Chief Justice John Roberts • The darling of conservatives, Roberts finds himself in the unusual position of being praised by the left and criticized by the right following the health care ruling, and to a lesser extent, the Arizona immigration case in which he also sided with the court's liberals. On one level, these demonstrations of a willingness to break with conservatives could burnish Roberts' reputation as the neutral umpire he told his confirmation hearings he sought to be. On the other hand, the conservative Roberts may be very much in evidence when the court takes up affirmative action in the fall.
The National Federation of Independent Business • The powerhouse small business lobbying group played a pivotal role in derailing former President Bill Clinton's health care bill and was lead plaintiff in the case against Obama's overhaul. NFIB President Dan Danner said Thursday the group will continue to push for repeal, but odds of completely overturning the law seem slimmer now. The law imposes fines on employers that do not offer coverage, but companies with fewer than 50 workers are exempt, and that means most small businesses will not have to worry about the mandate. Moreover, most companies with 50 or more employees already provide coverage. Nonetheless, business groups generally see the health care law as an encroachment.
Republicans • From presidential candidate Mitt Romney, to congressional leaders like House Speaker John Boehner, R-Ohio, and Senate Minority Leader Mitch McConnell, R-Ky., it will get harder for Republicans to argue that the law should be wiped from the books. However, Republicans could regain the upper hand by targeting unpopular provisions for repeal, like tax increases on industry, cost controls and cuts to service providers.
States that didn't prepare • About half the states now find themselves in the position of the little piggy that built his house out of straw. Many Republican-led states held back on carrying out the law's plan to set up new insurance markets, confident the Supreme Court would toss out the whole thing. They're now in the position of watching Health and Human Services Secretary Kathleen Sebelius' federal bureaucrats come in and run the markets for them. Sebelius says she wants to play nice and will partner with any interested states. But you can bet it will be on her terms.

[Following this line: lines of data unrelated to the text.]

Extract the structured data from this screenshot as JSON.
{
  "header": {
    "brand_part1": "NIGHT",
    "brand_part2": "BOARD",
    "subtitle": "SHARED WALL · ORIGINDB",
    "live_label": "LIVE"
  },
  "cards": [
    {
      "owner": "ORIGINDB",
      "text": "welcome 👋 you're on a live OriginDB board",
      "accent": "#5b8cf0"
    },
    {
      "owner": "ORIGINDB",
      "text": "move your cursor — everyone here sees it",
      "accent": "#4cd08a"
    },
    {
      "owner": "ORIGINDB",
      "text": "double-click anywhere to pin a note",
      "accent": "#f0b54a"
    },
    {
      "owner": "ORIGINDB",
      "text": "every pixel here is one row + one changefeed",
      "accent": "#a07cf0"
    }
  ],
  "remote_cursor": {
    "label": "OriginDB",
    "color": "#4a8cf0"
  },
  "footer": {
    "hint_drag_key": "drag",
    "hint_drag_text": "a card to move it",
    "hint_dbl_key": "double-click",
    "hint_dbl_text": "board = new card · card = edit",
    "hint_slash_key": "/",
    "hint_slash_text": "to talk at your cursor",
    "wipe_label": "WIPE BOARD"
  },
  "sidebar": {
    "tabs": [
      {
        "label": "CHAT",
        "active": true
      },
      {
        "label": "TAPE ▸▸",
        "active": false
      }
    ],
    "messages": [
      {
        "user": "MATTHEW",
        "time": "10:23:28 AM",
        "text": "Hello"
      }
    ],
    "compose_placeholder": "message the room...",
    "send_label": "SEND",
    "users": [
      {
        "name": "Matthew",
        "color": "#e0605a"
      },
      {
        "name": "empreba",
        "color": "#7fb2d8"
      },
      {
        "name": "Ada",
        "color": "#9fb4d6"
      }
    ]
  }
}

Justice Antonin Scalia • He sat glumly and silently as other justices read their takes on the health care law. Scalia was more vocal than any justice in his distaste for the law when the court heard arguments in March.